- They spend on average less than 8% of their entire budgets on admin costs.
- Many go without pay altogether.
- Millions of volunteers work with them.
- Tens of millions are given a hand up.
- Tens of millions of lives are changed.
- We can help them do even better by providing badly needed expertise.
You can help your community do-gooders to, well, to do good! Here are a few things you can do to get involved.
- Volunteer - Find some event or fund-raiser that needs help and sign on. It's a good way to get in touch with what the good-guys are up to in your community.
- Join a nonprofit board - It's a great way to get your feet wet and it's not terribly hard to get an invitation. Find a board member and get to know him or her. It's not hard to wangle an invitation.
- Help raise a little money - Board members are expected to do that.
- Go to speeches and workshops - Meet people and hear people talk about community issues. Talk. Get to know the players and the issues.

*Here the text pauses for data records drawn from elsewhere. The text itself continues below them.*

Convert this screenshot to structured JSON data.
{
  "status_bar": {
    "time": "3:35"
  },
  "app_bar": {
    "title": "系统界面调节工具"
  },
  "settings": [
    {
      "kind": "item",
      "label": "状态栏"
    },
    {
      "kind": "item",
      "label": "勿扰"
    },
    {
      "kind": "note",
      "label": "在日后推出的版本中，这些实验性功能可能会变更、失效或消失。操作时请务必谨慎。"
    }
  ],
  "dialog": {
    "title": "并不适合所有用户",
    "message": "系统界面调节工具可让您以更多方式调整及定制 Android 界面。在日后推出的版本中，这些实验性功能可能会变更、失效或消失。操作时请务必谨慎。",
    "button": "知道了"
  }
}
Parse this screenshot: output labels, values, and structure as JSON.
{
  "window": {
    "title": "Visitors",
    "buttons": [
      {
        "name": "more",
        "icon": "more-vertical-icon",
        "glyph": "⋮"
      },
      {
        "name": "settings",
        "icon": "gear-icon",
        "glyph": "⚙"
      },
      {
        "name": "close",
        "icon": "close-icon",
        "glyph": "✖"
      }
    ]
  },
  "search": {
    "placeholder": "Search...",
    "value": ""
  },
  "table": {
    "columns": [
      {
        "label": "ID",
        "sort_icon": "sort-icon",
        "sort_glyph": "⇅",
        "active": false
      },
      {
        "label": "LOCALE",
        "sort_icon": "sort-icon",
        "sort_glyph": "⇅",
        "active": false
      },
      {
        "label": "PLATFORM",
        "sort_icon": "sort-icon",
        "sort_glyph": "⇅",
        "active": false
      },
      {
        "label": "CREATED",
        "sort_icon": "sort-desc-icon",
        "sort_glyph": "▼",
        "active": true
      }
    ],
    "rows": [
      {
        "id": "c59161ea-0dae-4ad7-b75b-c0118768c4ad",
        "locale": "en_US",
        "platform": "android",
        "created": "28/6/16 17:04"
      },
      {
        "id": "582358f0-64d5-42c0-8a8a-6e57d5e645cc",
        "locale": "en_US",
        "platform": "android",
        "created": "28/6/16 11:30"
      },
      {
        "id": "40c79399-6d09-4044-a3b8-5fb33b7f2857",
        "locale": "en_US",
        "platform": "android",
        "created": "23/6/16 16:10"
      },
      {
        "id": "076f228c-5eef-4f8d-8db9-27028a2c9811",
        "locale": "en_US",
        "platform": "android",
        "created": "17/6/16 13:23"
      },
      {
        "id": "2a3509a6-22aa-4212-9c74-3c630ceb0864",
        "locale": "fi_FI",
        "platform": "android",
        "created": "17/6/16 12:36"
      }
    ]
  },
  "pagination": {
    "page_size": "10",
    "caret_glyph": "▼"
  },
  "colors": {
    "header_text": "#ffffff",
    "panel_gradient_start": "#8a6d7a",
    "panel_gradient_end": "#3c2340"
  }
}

- Keep up with the news - Ask yourself as you are reading, is there something here that we need to fix. Have you got a homeless problem people are talking about? Did you spot a news story about an elderly couple that died because people didn't check up on them? Is there something an existing group or agency could have done to prevent it? It's that sort of thing that helps you identify things your community needs to have addressed.
- Build a network - The more people in key positions you know, the more community leaders you touch base with, the better you'll understand how to go about problem solving and who to talk to that can help you.
- Don't be afraid to speak up - There are no stupid questions. Ask them at community meetings, city council meetings, county commissioner's meetings, public comment meetings, issues review boards, etc.. You'll find out who and what is important as you go along.
- Offer to sit on committees or to organize stakeholder groups around a specific issue. You'll know you're headed the right direction when somebody asks who told you that you could do what you are doing.
"It'll never work," he said.
"Why not?" I asked.
"Because it makes too much sense," he explained.
Being a local hero is not without its risk. You have to learn a lot about schmoozing and a good bit about politics, but you'll be surprised at what a difference you can make in the world.
© 2017 by Tom King